§ **EXERCISE DIRECTIONS**:
From the entries below, copy every line that holds the word "icon".

§ **SOURCE INFORMATION**:
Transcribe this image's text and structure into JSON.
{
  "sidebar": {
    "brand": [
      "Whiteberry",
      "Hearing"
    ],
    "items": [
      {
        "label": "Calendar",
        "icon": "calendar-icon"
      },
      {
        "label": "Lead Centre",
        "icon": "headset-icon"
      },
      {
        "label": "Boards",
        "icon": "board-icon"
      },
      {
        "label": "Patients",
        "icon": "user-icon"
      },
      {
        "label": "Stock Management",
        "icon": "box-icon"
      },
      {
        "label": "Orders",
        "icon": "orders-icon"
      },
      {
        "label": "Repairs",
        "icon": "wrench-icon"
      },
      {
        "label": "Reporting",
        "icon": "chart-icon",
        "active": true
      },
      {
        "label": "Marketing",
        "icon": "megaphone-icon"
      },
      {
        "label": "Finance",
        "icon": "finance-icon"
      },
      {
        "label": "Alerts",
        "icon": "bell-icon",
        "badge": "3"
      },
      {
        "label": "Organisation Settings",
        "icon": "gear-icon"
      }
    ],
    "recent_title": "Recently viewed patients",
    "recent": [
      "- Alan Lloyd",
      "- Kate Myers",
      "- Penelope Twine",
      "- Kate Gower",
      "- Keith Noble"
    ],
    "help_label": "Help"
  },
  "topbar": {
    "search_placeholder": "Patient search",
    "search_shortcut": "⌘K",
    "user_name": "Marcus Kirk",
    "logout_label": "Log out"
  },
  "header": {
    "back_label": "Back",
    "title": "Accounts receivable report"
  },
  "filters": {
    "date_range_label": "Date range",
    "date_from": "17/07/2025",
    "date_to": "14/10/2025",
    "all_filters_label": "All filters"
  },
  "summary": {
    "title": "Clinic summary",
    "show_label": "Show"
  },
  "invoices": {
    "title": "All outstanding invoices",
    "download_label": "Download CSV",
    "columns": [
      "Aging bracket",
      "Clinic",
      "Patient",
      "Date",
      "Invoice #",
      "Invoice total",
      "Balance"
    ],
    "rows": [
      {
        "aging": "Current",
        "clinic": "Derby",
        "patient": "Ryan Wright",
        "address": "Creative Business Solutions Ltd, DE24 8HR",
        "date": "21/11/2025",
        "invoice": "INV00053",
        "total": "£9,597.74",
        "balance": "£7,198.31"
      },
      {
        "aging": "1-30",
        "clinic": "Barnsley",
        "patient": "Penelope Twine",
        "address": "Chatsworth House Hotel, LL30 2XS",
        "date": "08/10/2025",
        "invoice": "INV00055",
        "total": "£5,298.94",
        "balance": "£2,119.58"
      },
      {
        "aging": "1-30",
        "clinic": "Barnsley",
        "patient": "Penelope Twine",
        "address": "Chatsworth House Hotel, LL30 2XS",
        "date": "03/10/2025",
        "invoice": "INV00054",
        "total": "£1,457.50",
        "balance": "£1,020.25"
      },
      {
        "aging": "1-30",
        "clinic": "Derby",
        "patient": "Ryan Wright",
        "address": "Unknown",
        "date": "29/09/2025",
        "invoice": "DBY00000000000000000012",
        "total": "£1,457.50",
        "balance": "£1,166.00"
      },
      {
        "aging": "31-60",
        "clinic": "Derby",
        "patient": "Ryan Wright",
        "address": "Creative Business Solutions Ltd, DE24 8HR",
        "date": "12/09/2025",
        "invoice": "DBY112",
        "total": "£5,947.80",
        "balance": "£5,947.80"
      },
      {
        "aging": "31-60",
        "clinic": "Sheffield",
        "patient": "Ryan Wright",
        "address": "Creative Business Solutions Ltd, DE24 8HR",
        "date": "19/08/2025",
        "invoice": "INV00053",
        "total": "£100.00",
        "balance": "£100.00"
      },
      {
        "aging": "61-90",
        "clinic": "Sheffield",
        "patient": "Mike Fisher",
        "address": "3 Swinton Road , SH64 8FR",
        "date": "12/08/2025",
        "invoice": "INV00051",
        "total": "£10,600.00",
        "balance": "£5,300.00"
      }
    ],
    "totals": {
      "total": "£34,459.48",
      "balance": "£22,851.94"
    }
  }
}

§ **YOUR SOLUTION**:
        "icon": "calendar-icon"
        "icon": "headset-icon"
        "icon": "board-icon"
        "icon": "user-icon"
        "icon": "box-icon"
        "icon": "orders-icon"
        "icon": "wrench-icon"
        "icon": "chart-icon",
        "icon": "megaphone-icon"
        "icon": "finance-icon"
        "icon": "bell-icon",
        "icon": "gear-icon"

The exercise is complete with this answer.